Element data from apps and pages
|---|

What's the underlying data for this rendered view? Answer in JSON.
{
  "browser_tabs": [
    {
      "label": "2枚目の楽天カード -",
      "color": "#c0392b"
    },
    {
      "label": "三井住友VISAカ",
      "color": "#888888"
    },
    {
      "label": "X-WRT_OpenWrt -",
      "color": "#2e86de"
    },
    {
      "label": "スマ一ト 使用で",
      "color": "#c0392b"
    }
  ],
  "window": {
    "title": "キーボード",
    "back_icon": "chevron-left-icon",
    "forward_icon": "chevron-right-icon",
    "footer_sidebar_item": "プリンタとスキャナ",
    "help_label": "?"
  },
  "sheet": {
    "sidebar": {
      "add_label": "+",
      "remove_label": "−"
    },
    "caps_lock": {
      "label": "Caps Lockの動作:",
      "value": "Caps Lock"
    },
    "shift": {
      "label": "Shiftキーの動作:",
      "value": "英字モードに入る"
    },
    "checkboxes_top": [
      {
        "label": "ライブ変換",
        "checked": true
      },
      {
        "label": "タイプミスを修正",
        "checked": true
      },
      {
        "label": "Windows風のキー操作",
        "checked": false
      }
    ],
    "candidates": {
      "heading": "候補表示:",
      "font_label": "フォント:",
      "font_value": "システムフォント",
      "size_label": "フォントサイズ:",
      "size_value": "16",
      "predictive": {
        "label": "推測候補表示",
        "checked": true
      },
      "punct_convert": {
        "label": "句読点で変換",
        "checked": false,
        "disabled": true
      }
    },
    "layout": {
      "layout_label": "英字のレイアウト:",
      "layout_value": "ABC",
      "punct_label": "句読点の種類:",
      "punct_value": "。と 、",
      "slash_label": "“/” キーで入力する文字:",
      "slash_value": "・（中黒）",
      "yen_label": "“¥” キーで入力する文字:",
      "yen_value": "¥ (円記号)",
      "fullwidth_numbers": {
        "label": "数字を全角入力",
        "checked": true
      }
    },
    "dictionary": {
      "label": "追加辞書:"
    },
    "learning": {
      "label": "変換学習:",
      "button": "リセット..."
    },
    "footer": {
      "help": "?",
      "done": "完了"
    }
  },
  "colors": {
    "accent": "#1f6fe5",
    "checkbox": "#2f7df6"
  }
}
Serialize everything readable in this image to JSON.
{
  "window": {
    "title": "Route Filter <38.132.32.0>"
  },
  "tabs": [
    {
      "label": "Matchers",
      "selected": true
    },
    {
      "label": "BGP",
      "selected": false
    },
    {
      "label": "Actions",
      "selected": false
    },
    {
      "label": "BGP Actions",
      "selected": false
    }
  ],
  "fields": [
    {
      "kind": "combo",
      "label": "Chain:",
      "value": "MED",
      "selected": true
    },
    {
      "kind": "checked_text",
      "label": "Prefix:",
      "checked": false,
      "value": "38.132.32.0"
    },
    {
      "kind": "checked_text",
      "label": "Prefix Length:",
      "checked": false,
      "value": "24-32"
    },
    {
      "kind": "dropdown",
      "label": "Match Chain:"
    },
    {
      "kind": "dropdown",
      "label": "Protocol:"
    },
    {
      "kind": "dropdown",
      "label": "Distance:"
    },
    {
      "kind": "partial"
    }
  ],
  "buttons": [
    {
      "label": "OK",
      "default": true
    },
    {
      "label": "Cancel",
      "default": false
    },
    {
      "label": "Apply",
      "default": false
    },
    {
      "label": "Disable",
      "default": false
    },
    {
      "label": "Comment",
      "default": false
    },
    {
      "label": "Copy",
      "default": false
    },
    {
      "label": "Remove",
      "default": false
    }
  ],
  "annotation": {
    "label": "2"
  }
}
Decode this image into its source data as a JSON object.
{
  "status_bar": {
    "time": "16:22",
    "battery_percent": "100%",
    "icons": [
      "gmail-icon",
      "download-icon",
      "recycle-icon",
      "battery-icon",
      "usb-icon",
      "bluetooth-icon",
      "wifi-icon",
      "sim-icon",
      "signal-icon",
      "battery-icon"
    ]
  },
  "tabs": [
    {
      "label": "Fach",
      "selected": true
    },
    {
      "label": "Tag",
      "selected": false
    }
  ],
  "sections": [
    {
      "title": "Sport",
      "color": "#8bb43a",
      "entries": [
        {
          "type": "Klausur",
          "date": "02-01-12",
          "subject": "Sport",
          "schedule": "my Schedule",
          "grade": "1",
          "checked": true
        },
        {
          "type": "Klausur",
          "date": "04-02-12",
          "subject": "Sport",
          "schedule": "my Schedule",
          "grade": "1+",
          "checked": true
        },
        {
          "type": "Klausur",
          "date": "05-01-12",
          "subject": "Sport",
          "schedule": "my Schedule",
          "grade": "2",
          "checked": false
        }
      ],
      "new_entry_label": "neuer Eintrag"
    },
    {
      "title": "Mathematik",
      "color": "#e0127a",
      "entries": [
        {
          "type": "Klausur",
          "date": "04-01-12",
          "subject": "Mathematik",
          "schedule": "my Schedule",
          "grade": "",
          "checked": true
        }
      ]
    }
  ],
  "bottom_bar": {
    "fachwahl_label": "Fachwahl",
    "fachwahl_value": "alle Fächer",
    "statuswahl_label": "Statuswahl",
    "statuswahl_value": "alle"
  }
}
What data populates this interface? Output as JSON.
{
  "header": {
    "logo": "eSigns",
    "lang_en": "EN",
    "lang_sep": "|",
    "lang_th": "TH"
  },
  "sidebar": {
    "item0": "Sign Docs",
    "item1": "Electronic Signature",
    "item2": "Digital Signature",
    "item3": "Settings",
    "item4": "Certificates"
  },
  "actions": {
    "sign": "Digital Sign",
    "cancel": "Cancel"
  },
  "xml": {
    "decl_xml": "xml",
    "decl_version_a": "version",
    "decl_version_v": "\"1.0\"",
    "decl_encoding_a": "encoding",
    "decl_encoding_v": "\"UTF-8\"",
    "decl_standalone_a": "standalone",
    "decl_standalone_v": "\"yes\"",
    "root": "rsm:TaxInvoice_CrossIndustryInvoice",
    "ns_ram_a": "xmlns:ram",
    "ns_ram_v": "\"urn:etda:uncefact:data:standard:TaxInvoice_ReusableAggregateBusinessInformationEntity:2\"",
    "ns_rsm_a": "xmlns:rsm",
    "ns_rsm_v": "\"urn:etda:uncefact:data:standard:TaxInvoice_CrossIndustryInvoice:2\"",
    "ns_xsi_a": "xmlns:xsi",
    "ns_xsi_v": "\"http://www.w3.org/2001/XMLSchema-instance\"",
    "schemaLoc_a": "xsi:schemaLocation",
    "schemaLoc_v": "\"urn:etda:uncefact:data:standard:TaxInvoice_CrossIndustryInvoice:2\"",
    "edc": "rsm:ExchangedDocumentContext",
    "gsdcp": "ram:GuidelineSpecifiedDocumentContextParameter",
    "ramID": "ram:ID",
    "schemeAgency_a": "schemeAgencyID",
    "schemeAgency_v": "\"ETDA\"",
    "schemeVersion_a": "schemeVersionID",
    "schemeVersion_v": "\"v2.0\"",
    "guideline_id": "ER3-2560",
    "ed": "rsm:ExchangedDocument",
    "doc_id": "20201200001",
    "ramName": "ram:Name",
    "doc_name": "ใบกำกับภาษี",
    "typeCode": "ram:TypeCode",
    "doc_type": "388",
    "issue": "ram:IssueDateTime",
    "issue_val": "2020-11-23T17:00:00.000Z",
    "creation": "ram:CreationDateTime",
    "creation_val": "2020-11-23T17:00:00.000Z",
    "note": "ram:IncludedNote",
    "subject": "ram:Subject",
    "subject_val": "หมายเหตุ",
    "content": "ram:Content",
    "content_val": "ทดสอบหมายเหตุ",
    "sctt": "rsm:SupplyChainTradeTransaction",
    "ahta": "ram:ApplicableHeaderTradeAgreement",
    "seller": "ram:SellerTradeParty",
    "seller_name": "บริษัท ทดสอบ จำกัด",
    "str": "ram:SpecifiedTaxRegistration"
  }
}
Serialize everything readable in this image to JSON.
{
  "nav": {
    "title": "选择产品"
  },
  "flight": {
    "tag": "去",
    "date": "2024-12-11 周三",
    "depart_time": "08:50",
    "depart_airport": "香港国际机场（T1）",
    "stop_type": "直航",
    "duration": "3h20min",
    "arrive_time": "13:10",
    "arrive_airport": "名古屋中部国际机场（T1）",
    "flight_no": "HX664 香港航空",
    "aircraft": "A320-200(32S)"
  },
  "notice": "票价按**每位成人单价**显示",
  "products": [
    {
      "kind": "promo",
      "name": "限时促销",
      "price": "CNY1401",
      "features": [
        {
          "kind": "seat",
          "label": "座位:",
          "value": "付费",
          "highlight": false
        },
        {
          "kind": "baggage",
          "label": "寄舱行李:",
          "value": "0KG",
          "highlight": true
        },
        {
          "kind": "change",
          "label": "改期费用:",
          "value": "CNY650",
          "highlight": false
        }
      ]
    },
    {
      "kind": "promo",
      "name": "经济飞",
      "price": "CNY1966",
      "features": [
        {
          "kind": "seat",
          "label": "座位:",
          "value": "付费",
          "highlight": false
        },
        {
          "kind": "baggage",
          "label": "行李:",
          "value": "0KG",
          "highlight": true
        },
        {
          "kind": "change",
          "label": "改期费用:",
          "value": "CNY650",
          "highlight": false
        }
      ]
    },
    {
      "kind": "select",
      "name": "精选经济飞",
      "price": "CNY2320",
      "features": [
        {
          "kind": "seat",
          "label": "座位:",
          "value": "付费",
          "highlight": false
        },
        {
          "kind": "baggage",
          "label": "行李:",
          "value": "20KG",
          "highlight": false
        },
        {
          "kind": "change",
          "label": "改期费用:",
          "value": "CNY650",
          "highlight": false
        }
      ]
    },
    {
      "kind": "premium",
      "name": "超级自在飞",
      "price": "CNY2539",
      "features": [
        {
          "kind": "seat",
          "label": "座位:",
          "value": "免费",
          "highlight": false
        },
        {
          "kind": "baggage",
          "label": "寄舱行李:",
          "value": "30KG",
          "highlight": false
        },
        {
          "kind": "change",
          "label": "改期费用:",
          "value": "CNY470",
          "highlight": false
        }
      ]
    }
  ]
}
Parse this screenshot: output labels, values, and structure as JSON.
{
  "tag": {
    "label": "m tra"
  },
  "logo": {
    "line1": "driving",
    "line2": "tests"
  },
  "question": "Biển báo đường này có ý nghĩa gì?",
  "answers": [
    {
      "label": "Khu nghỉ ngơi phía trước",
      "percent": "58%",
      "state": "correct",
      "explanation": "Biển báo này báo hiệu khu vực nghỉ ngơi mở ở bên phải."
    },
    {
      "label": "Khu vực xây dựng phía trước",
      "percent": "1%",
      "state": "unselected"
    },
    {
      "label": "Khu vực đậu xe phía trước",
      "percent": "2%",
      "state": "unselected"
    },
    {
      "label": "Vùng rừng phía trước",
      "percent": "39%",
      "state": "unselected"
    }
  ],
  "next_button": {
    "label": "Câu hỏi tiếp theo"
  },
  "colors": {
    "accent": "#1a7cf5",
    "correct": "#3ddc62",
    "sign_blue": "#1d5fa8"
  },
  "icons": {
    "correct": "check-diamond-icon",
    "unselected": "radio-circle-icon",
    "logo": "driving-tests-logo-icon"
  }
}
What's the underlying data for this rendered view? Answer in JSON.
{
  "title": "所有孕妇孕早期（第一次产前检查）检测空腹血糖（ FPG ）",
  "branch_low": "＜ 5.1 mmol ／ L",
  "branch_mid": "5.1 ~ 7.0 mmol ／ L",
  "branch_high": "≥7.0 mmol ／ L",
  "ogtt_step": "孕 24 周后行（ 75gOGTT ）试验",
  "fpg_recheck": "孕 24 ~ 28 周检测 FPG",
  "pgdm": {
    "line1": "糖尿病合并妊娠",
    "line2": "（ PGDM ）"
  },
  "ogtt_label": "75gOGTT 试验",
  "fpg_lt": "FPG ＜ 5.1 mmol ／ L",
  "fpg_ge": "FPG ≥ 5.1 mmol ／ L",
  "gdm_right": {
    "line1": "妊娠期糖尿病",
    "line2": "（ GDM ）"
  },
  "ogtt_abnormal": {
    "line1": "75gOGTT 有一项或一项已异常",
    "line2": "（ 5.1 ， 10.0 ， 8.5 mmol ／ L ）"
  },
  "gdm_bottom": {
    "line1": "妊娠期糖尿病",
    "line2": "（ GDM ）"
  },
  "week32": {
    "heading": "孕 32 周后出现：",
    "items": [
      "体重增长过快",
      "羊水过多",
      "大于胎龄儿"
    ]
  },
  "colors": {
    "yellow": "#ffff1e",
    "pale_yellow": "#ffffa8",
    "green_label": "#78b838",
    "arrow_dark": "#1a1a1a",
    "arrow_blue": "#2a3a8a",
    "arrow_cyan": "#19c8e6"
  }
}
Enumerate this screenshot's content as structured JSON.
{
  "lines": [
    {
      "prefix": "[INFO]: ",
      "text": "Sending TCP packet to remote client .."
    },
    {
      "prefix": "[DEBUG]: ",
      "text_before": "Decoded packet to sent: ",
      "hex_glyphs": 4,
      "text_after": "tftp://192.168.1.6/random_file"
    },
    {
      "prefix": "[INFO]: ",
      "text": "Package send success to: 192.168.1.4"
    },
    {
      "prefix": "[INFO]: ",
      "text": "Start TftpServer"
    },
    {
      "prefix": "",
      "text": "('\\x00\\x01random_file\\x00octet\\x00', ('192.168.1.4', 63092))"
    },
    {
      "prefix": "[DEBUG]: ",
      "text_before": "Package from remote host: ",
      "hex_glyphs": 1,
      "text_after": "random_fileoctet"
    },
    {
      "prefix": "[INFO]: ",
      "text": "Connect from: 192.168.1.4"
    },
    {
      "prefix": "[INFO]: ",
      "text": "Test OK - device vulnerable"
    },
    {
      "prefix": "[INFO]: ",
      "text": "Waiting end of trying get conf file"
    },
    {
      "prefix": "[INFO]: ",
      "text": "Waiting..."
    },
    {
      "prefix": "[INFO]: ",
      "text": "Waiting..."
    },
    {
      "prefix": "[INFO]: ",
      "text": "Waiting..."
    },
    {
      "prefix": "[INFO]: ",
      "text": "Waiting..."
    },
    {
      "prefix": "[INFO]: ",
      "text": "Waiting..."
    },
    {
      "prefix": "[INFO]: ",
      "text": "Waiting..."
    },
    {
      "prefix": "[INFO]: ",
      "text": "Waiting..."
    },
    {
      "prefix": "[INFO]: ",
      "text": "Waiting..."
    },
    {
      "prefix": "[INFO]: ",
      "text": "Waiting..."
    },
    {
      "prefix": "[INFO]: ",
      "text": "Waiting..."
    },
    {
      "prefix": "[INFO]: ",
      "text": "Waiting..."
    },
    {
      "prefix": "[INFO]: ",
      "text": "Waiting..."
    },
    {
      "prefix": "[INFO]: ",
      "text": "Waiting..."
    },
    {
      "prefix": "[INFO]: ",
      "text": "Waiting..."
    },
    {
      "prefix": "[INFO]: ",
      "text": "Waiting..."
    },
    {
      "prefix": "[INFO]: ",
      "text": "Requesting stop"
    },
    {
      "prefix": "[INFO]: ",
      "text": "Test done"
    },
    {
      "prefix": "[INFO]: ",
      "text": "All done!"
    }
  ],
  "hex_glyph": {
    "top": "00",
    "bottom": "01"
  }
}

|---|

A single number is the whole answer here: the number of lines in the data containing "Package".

* _RESPONSE AREA_:
2